What you are asked to do: Pull out from the material below all lines with "POLICY".

※ ※ ※

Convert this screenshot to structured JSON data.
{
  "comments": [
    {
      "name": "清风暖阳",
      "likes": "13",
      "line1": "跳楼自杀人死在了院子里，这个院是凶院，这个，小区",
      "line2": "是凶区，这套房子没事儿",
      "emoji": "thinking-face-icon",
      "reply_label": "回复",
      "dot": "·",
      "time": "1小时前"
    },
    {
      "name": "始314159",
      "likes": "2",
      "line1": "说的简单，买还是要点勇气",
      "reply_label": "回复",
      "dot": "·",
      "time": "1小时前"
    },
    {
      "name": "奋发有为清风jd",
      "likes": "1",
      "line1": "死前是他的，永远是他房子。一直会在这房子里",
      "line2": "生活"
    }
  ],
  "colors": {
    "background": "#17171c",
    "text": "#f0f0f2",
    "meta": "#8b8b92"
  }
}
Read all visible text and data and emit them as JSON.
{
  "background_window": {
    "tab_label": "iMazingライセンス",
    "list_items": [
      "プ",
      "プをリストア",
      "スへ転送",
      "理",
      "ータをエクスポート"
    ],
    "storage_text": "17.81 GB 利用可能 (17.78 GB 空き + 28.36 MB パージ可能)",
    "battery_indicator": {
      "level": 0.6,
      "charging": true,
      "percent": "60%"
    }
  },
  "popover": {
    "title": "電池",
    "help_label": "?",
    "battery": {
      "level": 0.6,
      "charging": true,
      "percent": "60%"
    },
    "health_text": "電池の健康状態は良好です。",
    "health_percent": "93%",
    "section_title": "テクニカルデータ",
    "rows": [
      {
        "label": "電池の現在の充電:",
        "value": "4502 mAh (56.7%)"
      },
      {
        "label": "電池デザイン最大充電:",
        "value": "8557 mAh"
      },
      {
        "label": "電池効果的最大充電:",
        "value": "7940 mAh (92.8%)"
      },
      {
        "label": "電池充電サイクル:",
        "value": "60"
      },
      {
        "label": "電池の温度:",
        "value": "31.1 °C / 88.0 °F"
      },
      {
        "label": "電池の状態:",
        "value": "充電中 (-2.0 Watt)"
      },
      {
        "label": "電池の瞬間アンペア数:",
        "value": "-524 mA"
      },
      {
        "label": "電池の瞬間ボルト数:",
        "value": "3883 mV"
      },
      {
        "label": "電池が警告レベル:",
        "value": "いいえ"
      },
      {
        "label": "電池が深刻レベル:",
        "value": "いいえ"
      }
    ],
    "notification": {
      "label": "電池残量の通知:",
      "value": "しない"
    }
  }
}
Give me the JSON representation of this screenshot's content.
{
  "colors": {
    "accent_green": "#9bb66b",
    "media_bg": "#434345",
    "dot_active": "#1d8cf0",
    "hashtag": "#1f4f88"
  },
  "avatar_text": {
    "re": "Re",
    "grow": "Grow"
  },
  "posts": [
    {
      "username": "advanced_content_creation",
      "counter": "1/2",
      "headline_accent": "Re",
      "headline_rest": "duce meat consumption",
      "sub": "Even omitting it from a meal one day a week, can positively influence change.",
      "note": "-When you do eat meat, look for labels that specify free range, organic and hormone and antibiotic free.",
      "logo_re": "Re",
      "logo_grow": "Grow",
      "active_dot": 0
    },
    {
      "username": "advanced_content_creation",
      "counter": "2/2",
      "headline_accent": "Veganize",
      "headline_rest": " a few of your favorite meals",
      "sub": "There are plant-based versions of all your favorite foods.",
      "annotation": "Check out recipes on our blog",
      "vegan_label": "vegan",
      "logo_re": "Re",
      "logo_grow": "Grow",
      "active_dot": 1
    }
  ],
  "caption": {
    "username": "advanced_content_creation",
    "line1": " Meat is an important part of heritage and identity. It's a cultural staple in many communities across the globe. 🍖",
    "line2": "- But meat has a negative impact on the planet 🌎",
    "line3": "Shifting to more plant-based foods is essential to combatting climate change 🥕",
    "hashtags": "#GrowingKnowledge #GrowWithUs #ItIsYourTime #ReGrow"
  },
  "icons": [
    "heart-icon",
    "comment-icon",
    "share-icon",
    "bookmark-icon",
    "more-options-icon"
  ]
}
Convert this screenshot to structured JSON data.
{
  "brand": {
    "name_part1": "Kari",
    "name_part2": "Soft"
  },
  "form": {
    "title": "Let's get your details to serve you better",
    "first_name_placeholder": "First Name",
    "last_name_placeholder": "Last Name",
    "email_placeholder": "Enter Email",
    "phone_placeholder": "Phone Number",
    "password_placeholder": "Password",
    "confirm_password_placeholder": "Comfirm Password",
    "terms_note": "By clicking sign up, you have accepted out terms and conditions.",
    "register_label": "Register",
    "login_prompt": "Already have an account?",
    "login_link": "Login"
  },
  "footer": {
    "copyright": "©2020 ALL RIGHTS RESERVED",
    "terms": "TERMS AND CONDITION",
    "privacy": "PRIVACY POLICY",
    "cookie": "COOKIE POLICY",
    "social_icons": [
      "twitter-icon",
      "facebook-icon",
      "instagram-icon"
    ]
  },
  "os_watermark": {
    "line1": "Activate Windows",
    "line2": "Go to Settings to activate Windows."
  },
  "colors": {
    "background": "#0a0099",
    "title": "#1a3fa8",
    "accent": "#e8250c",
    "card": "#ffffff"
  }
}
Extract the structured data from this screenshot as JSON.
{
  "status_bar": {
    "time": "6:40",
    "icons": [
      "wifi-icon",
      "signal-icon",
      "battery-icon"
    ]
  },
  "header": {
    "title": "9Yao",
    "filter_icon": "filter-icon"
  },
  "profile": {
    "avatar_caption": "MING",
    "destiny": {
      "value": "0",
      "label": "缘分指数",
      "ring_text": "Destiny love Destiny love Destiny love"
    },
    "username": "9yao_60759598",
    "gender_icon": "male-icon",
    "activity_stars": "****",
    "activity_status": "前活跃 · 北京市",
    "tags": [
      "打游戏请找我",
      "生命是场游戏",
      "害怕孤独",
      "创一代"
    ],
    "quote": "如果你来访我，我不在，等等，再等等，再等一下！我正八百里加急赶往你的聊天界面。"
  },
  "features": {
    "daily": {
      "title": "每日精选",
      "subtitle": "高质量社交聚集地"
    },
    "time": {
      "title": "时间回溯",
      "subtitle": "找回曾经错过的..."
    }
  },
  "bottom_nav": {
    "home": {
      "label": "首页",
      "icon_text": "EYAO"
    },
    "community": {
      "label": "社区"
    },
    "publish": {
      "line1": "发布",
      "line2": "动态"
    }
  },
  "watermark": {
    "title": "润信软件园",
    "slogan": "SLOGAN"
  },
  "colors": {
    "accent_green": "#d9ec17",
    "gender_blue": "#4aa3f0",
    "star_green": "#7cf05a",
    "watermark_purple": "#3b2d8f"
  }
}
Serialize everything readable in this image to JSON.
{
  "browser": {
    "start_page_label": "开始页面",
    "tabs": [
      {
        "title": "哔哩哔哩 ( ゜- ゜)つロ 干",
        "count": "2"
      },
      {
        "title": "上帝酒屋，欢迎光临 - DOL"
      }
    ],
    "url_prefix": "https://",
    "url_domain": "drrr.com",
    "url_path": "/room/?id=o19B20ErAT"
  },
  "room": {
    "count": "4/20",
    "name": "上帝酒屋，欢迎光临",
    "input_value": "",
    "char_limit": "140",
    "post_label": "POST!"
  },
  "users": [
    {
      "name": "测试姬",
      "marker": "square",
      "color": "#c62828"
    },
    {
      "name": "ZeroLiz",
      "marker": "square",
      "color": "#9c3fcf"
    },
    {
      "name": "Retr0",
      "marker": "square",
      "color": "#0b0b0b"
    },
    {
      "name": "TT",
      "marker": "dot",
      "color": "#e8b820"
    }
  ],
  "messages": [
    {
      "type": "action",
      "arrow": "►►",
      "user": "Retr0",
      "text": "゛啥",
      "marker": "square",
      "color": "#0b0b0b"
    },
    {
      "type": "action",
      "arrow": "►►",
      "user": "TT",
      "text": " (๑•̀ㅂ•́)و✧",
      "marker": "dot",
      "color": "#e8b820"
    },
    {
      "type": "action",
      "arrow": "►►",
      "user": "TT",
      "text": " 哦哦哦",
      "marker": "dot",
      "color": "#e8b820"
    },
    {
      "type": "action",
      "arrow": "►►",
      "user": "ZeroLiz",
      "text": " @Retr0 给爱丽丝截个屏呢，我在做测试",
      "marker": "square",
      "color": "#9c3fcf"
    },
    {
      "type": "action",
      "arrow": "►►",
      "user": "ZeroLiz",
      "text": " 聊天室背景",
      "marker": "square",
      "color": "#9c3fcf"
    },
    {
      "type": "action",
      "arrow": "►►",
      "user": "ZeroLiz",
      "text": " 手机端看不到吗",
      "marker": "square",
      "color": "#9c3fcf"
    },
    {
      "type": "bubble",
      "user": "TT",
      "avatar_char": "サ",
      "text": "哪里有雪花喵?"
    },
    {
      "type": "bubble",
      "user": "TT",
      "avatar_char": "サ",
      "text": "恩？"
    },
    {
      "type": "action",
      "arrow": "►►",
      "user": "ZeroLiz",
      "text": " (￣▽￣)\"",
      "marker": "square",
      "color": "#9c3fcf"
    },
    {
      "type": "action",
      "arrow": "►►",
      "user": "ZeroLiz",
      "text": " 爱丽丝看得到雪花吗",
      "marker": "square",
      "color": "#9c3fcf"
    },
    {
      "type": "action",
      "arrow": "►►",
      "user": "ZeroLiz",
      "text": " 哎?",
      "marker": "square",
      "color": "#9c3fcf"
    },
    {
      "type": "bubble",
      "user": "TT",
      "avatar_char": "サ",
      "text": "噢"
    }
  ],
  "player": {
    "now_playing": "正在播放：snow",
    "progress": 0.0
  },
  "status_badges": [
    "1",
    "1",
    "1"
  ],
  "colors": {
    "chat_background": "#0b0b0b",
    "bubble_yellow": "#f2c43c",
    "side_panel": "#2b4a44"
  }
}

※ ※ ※

Exercise response:
    "privacy": "PRIVACY POLICY",
    "cookie": "COOKIE POLICY",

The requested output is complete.